Tucked in Chokchai Ruam Mid Alley – also known as Viphawadee’s food hub – this old-school establishment has been selling Cantonese-style roast pork and crispy pork belly for decades. Each dish comes with fried Chinese sausage (goon-chiang), a soft-boiled egg and rice drenched with a secret red sauce. Come as early as you can – these dishes sell out quick. 34/19 Chokchai Ruam Mid Alley, Viphawadee Rangsit.
This famous barbecue pork rice parlour is packed with in-the-know locals during lunch break. Luang Rd, Vorajak Intersection, Vorajak.
Even the curt, unfriendly staff don’t deter the lunch crowd from queuing up at this local favourite. The nondescript spot offers delectable roast pork and chicken served with fried garlic and rice. If you fancy something more piquant, opt for the homemade jaew (Isaan-style sour and spicy dipping sauce). 1/2 Soi Pipat 2, Convent Rd.

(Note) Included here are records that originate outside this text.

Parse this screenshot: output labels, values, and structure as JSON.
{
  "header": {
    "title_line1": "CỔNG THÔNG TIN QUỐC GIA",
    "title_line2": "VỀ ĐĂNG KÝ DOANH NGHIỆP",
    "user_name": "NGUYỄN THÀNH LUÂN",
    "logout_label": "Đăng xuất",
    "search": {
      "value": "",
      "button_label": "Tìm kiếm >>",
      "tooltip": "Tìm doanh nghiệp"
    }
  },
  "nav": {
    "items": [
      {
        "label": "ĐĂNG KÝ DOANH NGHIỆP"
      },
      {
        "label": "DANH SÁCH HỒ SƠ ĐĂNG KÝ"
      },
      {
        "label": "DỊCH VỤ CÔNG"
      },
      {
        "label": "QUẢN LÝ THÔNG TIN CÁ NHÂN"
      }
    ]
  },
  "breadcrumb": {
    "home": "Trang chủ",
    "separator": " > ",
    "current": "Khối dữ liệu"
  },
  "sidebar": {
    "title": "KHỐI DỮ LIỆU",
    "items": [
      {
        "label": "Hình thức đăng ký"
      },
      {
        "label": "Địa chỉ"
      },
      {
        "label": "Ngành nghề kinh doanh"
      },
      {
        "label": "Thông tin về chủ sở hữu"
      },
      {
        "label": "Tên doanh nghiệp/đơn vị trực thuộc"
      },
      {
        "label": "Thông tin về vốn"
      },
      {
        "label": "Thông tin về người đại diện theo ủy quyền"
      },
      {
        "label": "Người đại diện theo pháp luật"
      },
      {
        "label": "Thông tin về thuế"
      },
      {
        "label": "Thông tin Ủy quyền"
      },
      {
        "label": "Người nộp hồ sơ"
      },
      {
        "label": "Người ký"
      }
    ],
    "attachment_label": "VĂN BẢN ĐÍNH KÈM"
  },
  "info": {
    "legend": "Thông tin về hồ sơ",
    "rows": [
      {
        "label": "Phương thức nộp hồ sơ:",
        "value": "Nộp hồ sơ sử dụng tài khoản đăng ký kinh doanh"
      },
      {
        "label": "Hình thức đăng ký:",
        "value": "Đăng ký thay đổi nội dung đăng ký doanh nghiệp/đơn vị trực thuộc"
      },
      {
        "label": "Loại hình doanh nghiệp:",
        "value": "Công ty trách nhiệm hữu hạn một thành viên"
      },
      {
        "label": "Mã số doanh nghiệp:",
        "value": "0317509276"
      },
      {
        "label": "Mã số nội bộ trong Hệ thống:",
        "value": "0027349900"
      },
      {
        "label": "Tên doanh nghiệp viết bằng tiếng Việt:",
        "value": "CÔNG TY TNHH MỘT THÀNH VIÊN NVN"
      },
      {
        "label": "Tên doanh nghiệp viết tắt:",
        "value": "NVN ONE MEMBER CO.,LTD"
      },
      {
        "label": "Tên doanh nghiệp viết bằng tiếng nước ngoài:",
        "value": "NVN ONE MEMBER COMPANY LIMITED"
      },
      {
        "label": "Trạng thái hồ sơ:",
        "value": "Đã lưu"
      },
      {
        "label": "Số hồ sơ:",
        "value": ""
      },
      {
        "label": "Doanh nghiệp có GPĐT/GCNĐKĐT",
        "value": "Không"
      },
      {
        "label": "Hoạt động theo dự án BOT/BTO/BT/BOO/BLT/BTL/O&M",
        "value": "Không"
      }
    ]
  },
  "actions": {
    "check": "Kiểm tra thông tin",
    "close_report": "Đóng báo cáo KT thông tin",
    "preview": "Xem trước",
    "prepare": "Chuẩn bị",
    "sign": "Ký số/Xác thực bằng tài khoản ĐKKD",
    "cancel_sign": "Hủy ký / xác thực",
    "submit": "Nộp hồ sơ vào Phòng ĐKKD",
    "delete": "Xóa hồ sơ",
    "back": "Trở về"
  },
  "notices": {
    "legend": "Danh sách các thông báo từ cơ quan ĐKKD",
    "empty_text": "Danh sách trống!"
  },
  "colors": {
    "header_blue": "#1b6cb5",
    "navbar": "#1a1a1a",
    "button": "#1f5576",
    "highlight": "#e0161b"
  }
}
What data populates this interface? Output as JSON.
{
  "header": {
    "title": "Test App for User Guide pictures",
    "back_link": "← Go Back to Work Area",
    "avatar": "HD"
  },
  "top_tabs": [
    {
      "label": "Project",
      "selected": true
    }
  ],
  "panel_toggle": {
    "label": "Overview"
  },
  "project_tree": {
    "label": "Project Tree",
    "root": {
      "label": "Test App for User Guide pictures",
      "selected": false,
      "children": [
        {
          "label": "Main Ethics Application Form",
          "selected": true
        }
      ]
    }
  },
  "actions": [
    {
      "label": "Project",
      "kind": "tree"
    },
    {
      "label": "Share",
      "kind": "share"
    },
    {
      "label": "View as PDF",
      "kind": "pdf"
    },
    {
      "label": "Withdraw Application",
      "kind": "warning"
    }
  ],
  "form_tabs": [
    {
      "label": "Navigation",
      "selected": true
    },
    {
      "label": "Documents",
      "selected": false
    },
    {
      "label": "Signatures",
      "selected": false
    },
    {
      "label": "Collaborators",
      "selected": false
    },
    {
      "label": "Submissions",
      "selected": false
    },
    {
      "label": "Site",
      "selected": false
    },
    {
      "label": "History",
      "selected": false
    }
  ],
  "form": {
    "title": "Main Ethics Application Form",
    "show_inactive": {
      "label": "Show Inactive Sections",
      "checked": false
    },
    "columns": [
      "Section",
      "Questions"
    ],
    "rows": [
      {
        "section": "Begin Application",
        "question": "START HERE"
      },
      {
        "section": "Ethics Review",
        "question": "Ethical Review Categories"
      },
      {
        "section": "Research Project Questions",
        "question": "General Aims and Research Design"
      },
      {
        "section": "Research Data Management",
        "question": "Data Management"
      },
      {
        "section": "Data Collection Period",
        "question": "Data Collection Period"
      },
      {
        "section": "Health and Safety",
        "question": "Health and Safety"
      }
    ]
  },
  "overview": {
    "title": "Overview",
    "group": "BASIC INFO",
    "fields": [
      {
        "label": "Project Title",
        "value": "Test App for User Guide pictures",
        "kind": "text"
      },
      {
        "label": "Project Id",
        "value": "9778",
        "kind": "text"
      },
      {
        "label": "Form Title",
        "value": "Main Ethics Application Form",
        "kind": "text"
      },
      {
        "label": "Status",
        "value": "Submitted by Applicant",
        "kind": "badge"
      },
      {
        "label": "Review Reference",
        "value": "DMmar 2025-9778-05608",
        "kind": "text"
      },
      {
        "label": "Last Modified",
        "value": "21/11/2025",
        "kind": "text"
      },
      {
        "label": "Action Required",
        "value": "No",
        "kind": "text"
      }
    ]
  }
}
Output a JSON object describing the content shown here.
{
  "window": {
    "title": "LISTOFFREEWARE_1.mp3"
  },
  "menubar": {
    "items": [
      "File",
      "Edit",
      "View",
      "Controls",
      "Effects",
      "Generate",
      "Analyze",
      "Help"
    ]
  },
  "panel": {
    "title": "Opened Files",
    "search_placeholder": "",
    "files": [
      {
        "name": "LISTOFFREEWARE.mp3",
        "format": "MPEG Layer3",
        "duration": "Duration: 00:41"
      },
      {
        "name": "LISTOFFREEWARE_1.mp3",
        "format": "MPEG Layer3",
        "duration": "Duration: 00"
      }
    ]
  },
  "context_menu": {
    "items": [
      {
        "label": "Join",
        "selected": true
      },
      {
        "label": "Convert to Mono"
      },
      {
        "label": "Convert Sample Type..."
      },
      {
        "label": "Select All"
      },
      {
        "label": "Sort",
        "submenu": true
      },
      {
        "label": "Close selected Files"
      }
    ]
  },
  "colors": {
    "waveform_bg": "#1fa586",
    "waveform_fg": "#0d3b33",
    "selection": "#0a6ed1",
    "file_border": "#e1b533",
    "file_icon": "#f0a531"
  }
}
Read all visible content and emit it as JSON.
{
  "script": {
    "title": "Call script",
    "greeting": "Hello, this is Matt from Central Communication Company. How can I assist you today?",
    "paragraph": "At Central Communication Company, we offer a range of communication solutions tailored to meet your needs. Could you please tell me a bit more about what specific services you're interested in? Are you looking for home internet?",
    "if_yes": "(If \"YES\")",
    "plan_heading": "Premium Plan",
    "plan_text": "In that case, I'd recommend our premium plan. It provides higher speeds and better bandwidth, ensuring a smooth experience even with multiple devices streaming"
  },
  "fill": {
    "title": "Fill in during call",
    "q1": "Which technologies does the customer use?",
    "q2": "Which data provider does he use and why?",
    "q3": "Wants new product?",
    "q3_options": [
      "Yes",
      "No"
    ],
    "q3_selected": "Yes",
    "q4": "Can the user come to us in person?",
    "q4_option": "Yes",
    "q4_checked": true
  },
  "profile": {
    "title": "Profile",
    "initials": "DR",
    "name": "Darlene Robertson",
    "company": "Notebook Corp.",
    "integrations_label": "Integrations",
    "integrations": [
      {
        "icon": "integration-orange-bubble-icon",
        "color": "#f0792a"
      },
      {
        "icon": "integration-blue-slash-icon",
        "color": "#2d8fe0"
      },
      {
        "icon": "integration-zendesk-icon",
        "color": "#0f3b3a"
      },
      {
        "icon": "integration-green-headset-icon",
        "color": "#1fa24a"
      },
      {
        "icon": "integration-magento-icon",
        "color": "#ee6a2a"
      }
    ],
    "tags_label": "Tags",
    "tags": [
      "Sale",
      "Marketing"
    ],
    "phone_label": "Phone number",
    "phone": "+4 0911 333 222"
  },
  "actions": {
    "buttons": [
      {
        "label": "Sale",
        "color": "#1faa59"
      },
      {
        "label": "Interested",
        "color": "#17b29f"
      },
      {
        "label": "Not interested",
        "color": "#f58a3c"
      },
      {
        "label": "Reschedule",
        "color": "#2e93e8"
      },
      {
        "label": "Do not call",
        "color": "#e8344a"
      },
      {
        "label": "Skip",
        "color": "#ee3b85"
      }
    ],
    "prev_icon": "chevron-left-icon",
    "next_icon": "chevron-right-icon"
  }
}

Yen Ta Fo JC
Try to get here before 11.30am to secure a seat and get your order sorted. Any later and you’ll find yourself dealing with a grumpy old man asking customers to queue up on the sidewalk. Each bowl comes with a variety of fish and shrimp balls served with chewy noodles in a red broth. Portions are small, so it may be a good idea to order two bowls if you’re looking to fill up. Sala Daeng Soi 2, Convent Rd, Silom.
Yen Ta Fo Convent
When it was founded in 1977, Yen Ta Fo Convent shared the same recipe with Yentafo Wat Khaek, the first yen ta fo stall in the city. It later developed its own signature red sauce made from tomatoes and sweet potatoes. 36/3 Convent Rd, Khwaeng Silom.
Your Bangkok travel guide
HOW TO GET THERE
AirAsia fly to Don Mueang Airport from $1,000. Alternatively, Hong Kong Airlines runs return flights to Suvarnabhumi Airport, which has better transport links to downtown, from $1,300.
WHERE TO STAY
Value for money
Located right next to backpacker paradise, Khao San Road, Tara Place is a basic hotel that makes up for what it lacks in amenities with hospitable service. From $290 a night; taraplacebangkok.com.
Middle of the road
Pullman Bangkok Grande Sukhumvit in Asoke is just a short walk or free tuk-tuk away from Terminal 21 shopping mall. From $877 a night; pullmanbangkokgrandesukhumvit.com.
The big splurge
With unbeatable Japanese hospitality and thoughtfulness, a stay at the luxurious Okura Prestige Bangkok can’t be beat. From $1,840 a night; okurabangkok.com.